Session 1113: Recognition across Borders, II: The Manipulation of Ideas

Wednesday 8 July 2020, 11.15-12.45
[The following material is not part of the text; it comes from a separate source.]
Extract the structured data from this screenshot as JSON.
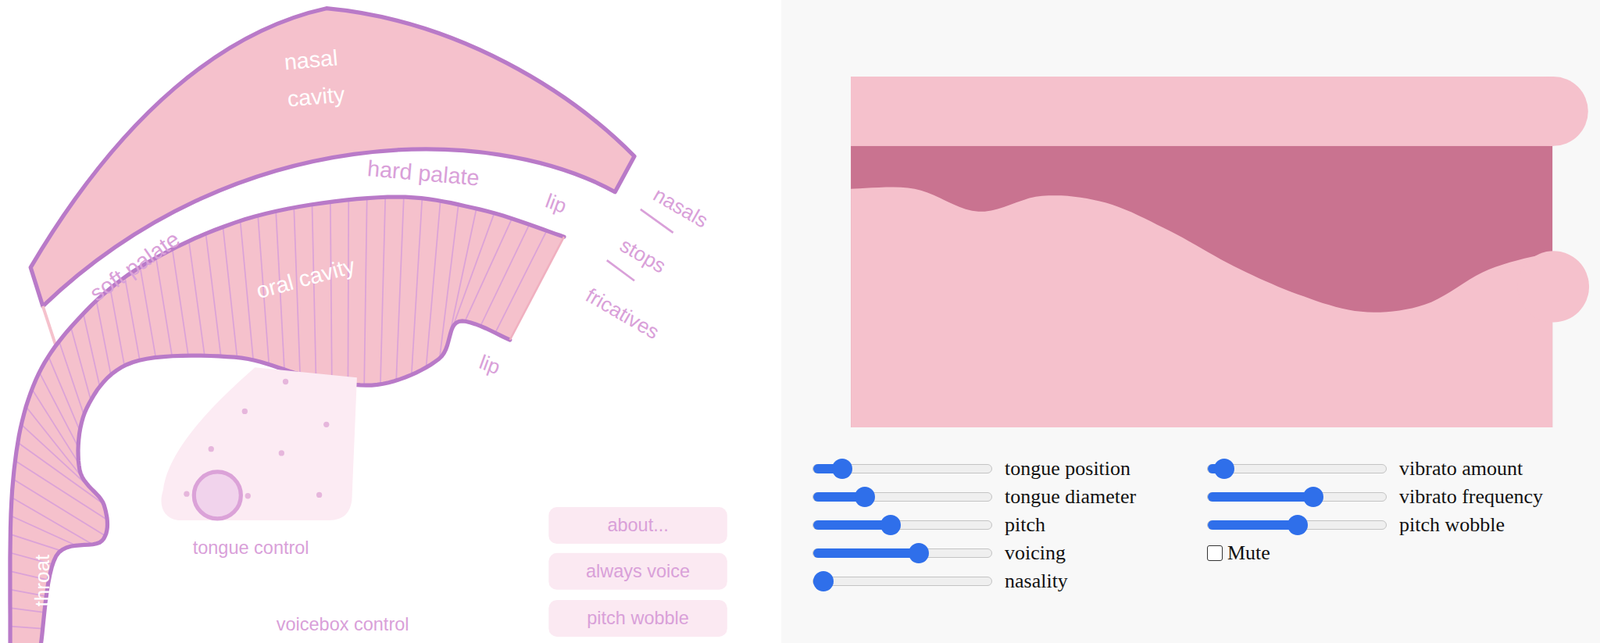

Sponsor:Medieval & Early Modern Studies / Institute for Religion & Critical Inquiry, Australian Catholic University, Victoria
Organiser:Christopher Ocker, Graduate Theological Union, Berkeley / San Francisco Theological Seminary
Moderator/Chair:Miri Rubin, School of History, Queen Mary, University of London
Paper 1113-aThe Doctrina Iacobi: Blurring the Border between Jews and Christians at the Beginning of Islam
(Language: English)
Sarah Gador-Whyte, Institute for Religion & Critical Inquiry Australian Catholic University Victoria
Index terms: Byzantine Studies, Hebrew and Jewish Studies, Islamic and Arabic Studies, Religious Life
Paper 1113-bFranciscans on Boundaries between Justice and Injustice: The De informatione principum of Durand of Champagne
(Language: English)
Constant J. Mews, School of Philosophical, Historical & International Studies, Monash University, Victoria
Index terms: Learning (The Classical Inheritance), Philosophy, Political Thought, Politics and Diplomacy
Paper 1113-cStyle versus Substance: Marsilio Ficino's Humanist Theology Reconsidered
(Language: English)
Lana Stephens, Institute for Religion & Critical Inquiry Australian Catholic University Victoria
Index terms: Language and Literature - Latin, Learning (The Classical Inheritance), Philosophy, Theology

Each session of the series combines specialists in different periods, places, sources, and/or groups. This session examines the manipulation of ideological or imagined boundaries to redefine groups and their relationships: Jews, Christians, and the newly emergent community of Islam in the 7th century; the transgression of classical-pagan/biblical-Christian boundaries by Franciscans at the French court at the turn of the 13th to 14th century, when they drew distinctions between justice and injustice; and Ficino's use of treatises, commentaries, and letters to construct a humanist theology posing a unique challenge to orthodoxy.